To the younger petrolheads among us, it may seem like a perfectly ordinary vintage car from the ’30s and ’40s, but make no mistake: the Traction Avant, also known as the “car with 100 patents,” was a real gamechanger when it first entered the scene. With advanced gadgets ahead of their time at the time, such as front-wheel drive, monocoque construction, hydraulic brakes and individually sprung wheels, it turned the automotive world on its head. Its iconic silhouette and revolutionary performance quickly made the Traction Avant the ultimate symbol of progress.


Citroën set the bar high when, in 1933, it decided to replace their then-current models, the Citroën 8 and 10, with something that would have to far surpass the competition. André Citroën wanted the new car to be brimming with technical gadgets. Consider an all-steel self-supporting body that eliminated the need for the separate chassis, front-wheel drive, an engine with OHVs and interchangeable cylinder liners, hydraulic brakes, suspension via torsion bars and even an automatic transmission, although the latter was not immediately available at launch in 1934 due to time constraints.

Easy to drive

The strikingly low and streamlined design of the Traction Avant immediately attracted attention. Thanks to its compact engine and gearbox arrangement and extremely low center of gravity, the car offered sublime handling for the time. Journalists and drivers were lyrical about the new Citroën: never before has a car felt so safe and easy to drive. The Traction set a new standard in performance, with quick engine response, powerful braking and safety.

760,000 copies

With continuous improvements, such as the introduction of rack and pinion steering in June 1936, the Traction Avant maintained its technological edge throughout a remarkably long career that did not come to an end until July 1957. During its production period, the Traction Avant sold more than 760,000 units, after which it became a beloved collector’s item among car enthusiasts around the world.

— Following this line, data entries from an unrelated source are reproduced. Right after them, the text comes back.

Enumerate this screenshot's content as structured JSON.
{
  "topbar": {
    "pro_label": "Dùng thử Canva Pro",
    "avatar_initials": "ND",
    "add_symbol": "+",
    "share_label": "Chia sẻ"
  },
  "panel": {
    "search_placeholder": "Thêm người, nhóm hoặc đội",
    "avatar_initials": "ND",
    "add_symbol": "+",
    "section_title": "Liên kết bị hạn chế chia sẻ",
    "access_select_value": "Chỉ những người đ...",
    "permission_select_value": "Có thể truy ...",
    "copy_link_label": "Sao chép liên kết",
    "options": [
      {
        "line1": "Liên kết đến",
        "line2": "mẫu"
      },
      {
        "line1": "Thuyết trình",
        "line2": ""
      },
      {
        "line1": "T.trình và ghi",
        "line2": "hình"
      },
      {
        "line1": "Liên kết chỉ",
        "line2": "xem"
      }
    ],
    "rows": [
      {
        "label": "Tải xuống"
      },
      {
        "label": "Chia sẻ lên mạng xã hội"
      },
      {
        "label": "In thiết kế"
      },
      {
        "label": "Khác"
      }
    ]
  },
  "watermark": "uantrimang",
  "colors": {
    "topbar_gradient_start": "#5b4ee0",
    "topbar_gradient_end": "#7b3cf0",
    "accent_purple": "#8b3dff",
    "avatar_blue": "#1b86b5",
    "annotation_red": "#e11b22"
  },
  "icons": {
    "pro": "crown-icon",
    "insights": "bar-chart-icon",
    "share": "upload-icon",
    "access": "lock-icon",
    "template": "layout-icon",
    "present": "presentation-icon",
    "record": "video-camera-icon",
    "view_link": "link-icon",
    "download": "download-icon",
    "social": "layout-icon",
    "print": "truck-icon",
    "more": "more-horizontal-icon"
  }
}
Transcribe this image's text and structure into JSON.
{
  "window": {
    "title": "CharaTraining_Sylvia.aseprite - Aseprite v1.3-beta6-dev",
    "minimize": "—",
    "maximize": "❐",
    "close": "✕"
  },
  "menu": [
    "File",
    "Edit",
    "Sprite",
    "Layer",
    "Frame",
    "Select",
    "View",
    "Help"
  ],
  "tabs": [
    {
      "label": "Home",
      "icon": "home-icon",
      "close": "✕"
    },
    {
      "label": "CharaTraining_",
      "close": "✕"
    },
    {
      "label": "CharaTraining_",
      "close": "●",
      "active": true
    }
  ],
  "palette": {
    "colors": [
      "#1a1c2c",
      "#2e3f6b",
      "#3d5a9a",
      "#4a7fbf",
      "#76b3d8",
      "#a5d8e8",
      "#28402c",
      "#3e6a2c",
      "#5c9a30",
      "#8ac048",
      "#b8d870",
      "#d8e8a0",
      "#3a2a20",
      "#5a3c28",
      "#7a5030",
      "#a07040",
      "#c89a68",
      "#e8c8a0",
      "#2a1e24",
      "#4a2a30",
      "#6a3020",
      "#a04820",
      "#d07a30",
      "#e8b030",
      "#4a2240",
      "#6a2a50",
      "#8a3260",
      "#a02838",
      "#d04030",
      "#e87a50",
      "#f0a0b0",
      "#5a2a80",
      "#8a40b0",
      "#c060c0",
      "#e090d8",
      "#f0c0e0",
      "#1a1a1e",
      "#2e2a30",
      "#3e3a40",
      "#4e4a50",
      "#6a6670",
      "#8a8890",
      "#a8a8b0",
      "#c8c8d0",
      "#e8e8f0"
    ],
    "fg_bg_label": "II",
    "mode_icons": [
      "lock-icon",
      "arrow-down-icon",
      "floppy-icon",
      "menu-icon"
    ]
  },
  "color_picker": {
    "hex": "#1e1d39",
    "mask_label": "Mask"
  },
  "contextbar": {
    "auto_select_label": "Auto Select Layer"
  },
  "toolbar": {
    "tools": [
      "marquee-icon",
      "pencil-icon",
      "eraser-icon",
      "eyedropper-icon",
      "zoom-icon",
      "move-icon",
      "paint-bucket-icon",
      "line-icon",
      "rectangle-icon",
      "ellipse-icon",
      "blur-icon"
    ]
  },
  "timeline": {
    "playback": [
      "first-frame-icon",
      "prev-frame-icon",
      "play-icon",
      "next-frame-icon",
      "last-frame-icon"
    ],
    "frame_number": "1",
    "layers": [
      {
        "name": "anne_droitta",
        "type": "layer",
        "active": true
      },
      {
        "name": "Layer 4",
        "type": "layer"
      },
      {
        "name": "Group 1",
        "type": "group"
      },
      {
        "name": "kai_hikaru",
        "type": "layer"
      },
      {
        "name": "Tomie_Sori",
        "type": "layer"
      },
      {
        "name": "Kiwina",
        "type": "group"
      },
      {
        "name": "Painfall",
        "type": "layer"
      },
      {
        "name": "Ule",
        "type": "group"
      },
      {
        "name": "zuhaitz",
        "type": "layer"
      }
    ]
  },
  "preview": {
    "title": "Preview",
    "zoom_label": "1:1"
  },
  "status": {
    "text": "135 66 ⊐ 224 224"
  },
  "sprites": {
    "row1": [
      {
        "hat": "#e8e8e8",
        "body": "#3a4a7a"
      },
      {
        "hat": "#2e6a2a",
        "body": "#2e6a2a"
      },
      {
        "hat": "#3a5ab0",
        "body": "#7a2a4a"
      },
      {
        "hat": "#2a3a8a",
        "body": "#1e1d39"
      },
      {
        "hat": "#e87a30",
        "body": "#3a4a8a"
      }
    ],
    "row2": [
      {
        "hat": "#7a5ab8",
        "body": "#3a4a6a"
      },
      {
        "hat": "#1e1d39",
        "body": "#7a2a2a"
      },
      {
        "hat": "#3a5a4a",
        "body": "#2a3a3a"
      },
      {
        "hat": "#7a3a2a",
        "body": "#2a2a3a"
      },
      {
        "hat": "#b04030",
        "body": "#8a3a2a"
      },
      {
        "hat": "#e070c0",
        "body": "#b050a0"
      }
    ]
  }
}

In March 1968, barely ten years after the end of production, the first collector’s club dedicated entirely to this model was founded: La Traction Universelle. Today, with more than 1,600 members spread across 17 regional sections in France, it is the largest Traction club in the world. Since the 50th anniversary of the Traction, celebrated at Place de la Concorde and at Le Bourget in 1984, La Traction Universelle has been celebrating every anniversary of this iconic Citroën. This year, the collector’s club welcomes Traction enthusiasts from May 9 to 11 in Auvergne, at the Charade circuit near Clermont-Ferrand. More than a thousand crews have already registered for this event.